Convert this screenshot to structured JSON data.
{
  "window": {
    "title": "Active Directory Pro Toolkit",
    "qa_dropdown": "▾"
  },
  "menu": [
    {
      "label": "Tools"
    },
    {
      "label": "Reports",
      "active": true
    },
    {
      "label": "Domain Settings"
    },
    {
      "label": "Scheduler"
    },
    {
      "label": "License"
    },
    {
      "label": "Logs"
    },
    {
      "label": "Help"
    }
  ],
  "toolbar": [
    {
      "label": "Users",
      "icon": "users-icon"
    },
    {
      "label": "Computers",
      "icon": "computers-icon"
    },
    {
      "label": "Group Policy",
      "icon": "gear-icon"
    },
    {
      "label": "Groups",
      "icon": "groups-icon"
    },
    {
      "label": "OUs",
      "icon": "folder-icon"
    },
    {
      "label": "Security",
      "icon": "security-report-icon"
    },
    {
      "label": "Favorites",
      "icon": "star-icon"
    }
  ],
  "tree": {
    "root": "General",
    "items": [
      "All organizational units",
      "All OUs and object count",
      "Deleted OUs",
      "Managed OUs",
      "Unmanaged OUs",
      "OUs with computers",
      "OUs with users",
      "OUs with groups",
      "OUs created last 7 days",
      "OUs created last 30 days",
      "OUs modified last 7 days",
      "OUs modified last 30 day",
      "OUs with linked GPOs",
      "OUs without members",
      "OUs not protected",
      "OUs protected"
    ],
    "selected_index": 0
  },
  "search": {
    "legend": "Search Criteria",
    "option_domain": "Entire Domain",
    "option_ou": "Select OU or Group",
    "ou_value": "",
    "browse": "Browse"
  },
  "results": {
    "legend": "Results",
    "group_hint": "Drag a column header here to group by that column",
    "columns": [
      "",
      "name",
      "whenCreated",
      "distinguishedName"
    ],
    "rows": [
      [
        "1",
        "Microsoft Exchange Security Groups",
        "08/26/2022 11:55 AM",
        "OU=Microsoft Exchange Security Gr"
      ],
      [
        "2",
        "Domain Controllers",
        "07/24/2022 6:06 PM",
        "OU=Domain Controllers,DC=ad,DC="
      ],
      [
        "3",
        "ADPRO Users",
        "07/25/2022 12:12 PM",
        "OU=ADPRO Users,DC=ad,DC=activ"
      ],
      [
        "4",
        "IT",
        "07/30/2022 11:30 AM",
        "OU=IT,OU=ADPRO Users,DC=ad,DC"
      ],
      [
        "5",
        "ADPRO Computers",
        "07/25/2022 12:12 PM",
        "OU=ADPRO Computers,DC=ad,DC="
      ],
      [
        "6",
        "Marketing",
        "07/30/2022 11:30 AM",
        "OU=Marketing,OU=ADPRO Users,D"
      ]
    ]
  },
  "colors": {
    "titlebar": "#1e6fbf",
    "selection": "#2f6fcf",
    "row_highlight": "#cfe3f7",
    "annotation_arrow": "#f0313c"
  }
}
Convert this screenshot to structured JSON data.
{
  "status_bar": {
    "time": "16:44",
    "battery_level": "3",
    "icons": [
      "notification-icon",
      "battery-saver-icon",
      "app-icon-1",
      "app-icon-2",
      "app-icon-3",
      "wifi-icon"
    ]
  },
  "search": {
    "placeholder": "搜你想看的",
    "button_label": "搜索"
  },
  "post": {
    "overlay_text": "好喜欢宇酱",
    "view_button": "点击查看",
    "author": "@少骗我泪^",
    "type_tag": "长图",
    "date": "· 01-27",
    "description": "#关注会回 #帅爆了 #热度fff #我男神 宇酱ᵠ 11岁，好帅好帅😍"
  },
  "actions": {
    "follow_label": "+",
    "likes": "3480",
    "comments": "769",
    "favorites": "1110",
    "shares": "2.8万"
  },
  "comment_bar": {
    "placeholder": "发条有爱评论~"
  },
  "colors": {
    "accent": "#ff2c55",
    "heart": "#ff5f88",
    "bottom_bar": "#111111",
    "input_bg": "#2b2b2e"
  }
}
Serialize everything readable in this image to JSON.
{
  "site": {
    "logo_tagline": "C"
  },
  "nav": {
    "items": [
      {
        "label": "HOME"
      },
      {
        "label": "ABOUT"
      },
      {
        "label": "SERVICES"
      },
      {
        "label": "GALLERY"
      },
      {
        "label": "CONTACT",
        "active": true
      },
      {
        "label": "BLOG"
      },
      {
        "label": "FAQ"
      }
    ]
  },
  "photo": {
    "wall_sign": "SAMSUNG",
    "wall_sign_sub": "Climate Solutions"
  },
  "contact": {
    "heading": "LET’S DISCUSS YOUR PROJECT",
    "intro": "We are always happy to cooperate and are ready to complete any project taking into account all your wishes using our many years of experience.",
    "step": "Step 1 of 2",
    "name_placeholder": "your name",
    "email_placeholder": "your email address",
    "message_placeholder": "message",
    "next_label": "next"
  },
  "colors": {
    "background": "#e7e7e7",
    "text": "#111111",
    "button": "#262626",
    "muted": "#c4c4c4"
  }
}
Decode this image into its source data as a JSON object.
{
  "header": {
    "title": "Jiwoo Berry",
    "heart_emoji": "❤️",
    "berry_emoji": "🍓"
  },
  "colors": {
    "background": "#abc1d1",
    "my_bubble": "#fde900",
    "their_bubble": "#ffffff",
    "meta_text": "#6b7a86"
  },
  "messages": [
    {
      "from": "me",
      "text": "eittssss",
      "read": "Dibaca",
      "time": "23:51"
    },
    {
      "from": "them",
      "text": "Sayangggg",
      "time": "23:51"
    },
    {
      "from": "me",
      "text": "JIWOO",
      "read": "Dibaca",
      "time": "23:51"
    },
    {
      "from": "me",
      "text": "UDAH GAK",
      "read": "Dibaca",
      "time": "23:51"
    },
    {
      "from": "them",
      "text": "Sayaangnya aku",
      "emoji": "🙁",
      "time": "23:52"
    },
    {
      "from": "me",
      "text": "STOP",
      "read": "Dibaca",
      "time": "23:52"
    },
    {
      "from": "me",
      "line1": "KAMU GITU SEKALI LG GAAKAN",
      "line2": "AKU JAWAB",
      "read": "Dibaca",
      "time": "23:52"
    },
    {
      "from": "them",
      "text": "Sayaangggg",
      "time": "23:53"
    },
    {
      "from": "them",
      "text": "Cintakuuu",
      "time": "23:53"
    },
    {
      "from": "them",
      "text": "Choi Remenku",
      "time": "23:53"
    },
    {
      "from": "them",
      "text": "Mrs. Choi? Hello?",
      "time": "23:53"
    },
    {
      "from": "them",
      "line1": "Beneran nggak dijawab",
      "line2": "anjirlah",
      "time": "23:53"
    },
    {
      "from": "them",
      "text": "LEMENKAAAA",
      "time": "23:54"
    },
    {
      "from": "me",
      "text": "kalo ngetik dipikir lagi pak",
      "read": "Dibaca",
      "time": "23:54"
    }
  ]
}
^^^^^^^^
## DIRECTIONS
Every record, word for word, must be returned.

## SOLUTION TO THIS PROBLEM
Convert this screenshot to structured JSON data.
{
  "window": {
    "title": "Active Directory Pro Toolkit",
    "qa_dropdown": "▾"
  },
  "menu": [
    {
      "label": "Tools"
    },
    {
      "label": "Reports",
      "active": true
    },
    {
      "label": "Domain Settings"
    },
    {
      "label": "Scheduler"
    },
    {
      "label": "License"
    },
    {
      "label": "Logs"
    },
    {
      "label": "Help"
    }
  ],
  "toolbar": [
    {
      "label": "Users",
      "icon": "users-icon"
    },
    {
      "label": "Computers",
      "icon": "computers-icon"
    },
    {
      "label": "Group Policy",
      "icon": "gear-icon"
    },
    {
      "label": "Groups",
      "icon": "groups-icon"
    },
    {
      "label": "OUs",
      "icon": "folder-icon"
    },
    {
      "label": "Security",
      "icon": "security-report-icon"
    },
    {
      "label": "Favorites",
      "icon": "star-icon"
    }
  ],
  "tree": {
    "root": "General",
    "items": [
      "All organizational units",
      "All OUs and object count",
      "Deleted OUs",
      "Managed OUs",
      "Unmanaged OUs",
      "OUs with computers",
      "OUs with users",
      "OUs with groups",
      "OUs created last 7 days",
      "OUs created last 30 days",
      "OUs modified last 7 days",
      "OUs modified last 30 day",
      "OUs with linked GPOs",
      "OUs without members",
      "OUs not protected",
      "OUs protected"
    ],
    "selected_index": 0
  },
  "search": {
    "legend": "Search Criteria",
    "option_domain": "Entire Domain",
    "option_ou": "Select OU or Group",
    "ou_value": "",
    "browse": "Browse"
  },
  "results": {
    "legend": "Results",
    "group_hint": "Drag a column header here to group by that column",
    "columns": [
      "",
      "name",
      "whenCreated",
      "distinguishedName"
    ],
    "rows": [
      [
        "1",
        "Microsoft Exchange Security Groups",
        "08/26/2022 11:55 AM",
        "OU=Microsoft Exchange Security Gr"
      ],
      [
        "2",
        "Domain Controllers",
        "07/24/2022 6:06 PM",
        "OU=Domain Controllers,DC=ad,DC="
      ],
      [
        "3",
        "ADPRO Users",
        "07/25/2022 12:12 PM",
        "OU=ADPRO Users,DC=ad,DC=activ"
      ],
      [
        "4",
        "IT",
        "07/30/2022 11:30 AM",
        "OU=IT,OU=ADPRO Users,DC=ad,DC"
      ],
      [
        "5",
        "ADPRO Computers",
        "07/25/2022 12:12 PM",
        "OU=ADPRO Computers,DC=ad,DC="
      ],
      [
        "6",
        "Marketing",
        "07/30/2022 11:30 AM",
        "OU=Marketing,OU=ADPRO Users,D"
      ]
    ]
  },
  "colors": {
    "titlebar": "#1e6fbf",
    "selection": "#2f6fcf",
    "row_highlight": "#cfe3f7",
    "annotation_arrow": "#f0313c"
  }
}
Convert this screenshot to structured JSON data.
{
  "status_bar": {
    "time": "16:44",
    "battery_level": "3",
    "icons": [
      "notification-icon",
      "battery-saver-icon",
      "app-icon-1",
      "app-icon-2",
      "app-icon-3",
      "wifi-icon"
    ]
  },
  "search": {
    "placeholder": "搜你想看的",
    "button_label": "搜索"
  },
  "post": {
    "overlay_text": "好喜欢宇酱",
    "view_button": "点击查看",
    "author": "@少骗我泪^",
    "type_tag": "长图",
    "date": "· 01-27",
    "description": "#关注会回 #帅爆了 #热度fff #我男神 宇酱ᵠ 11岁，好帅好帅😍"
  },
  "actions": {
    "follow_label": "+",
    "likes": "3480",
    "comments": "769",
    "favorites": "1110",
    "shares": "2.8万"
  },
  "comment_bar": {
    "placeholder": "发条有爱评论~"
  },
  "colors": {
    "accent": "#ff2c55",
    "heart": "#ff5f88",
    "bottom_bar": "#111111",
    "input_bg": "#2b2b2e"
  }
}
Serialize everything readable in this image to JSON.
{
  "site": {
    "logo_tagline": "C"
  },
  "nav": {
    "items": [
      {
        "label": "HOME"
      },
      {
        "label": "ABOUT"
      },
      {
        "label": "SERVICES"
      },
      {
        "label": "GALLERY"
      },
      {
        "label": "CONTACT",
        "active": true
      },
      {
        "label": "BLOG"
      },
      {
        "label": "FAQ"
      }
    ]
  },
  "photo": {
    "wall_sign": "SAMSUNG",
    "wall_sign_sub": "Climate Solutions"
  },
  "contact": {
    "heading": "LET’S DISCUSS YOUR PROJECT",
    "intro": "We are always happy to cooperate and are ready to complete any project taking into account all your wishes using our many years of experience.",
    "step": "Step 1 of 2",
    "name_placeholder": "your name",
    "email_placeholder": "your email address",
    "message_placeholder": "message",
    "next_label": "next"
  },
  "colors": {
    "background": "#e7e7e7",
    "text": "#111111",
    "button": "#262626",
    "muted": "#c4c4c4"
  }
}
Decode this image into its source data as a JSON object.
{
  "header": {
    "title": "Jiwoo Berry",
    "heart_emoji": "❤️",
    "berry_emoji": "🍓"
  },
  "colors": {
    "background": "#abc1d1",
    "my_bubble": "#fde900",
    "their_bubble": "#ffffff",
    "meta_text": "#6b7a86"
  },
  "messages": [
    {
      "from": "me",
      "text": "eittssss",
      "read": "Dibaca",
      "time": "23:51"
    },
    {
      "from": "them",
      "text": "Sayangggg",
      "time": "23:51"
    },
    {
      "from": "me",
      "text": "JIWOO",
      "read": "Dibaca",
      "time": "23:51"
    },
    {
      "from": "me",
      "text": "UDAH GAK",
      "read": "Dibaca",
      "time": "23:51"
    },
    {
      "from": "them",
      "text": "Sayaangnya aku",
      "emoji": "🙁",
      "time": "23:52"
    },
    {
      "from": "me",
      "text": "STOP",
      "read": "Dibaca",
      "time": "23:52"
    },
    {
      "from": "me",
      "line1": "KAMU GITU SEKALI LG GAAKAN",
      "line2": "AKU JAWAB",
      "read": "Dibaca",
      "time": "23:52"
    },
    {
      "from": "them",
      "text": "Sayaangggg",
      "time": "23:53"
    },
    {
      "from": "them",
      "text": "Cintakuuu",
      "time": "23:53"
    },
    {
      "from": "them",
      "text": "Choi Remenku",
      "time": "23:53"
    },
    {
      "from": "them",
      "text": "Mrs. Choi? Hello?",
      "time": "23:53"
    },
    {
      "from": "them",
      "line1": "Beneran nggak dijawab",
      "line2": "anjirlah",
      "time": "23:53"
    },
    {
      "from": "them",
      "text": "LEMENKAAAA",
      "time": "23:54"
    },
    {
      "from": "me",
      "text": "kalo ngetik dipikir lagi pak",
      "read": "Dibaca",
      "time": "23:54"
    }
  ]
}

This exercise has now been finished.